START Data to use
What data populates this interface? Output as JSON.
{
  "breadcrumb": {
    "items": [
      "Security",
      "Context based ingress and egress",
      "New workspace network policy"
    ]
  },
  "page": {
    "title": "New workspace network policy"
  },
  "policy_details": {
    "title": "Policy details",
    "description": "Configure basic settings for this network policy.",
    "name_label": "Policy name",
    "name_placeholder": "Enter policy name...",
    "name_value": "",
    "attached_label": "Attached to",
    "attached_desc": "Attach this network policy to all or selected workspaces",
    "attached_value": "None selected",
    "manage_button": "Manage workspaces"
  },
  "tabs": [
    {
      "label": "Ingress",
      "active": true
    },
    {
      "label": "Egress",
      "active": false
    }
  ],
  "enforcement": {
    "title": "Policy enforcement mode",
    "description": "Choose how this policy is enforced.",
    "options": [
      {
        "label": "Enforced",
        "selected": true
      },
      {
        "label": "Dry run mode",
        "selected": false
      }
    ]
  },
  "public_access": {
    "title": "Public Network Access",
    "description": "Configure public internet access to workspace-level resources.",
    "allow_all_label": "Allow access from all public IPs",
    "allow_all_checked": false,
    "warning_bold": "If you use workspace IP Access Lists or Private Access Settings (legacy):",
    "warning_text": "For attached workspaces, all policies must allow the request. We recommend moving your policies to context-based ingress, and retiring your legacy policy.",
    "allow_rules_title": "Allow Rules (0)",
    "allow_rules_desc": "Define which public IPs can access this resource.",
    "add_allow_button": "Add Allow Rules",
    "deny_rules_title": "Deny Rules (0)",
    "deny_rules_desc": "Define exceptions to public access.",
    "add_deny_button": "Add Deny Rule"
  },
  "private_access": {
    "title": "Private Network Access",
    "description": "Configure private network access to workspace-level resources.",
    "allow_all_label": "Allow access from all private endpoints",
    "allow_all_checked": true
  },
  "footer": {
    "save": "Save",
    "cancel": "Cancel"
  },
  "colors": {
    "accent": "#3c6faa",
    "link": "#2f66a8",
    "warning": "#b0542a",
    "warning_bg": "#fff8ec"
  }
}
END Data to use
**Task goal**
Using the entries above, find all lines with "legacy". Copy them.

**Result of the task**
    "warning_bold": "If you use workspace IP Access Lists or Private Access Settings (legacy):",
    "warning_text": "For attached workspaces, all policies must allow the request. We recommend moving your policies to context-based ingress, and retiring your legacy policy.",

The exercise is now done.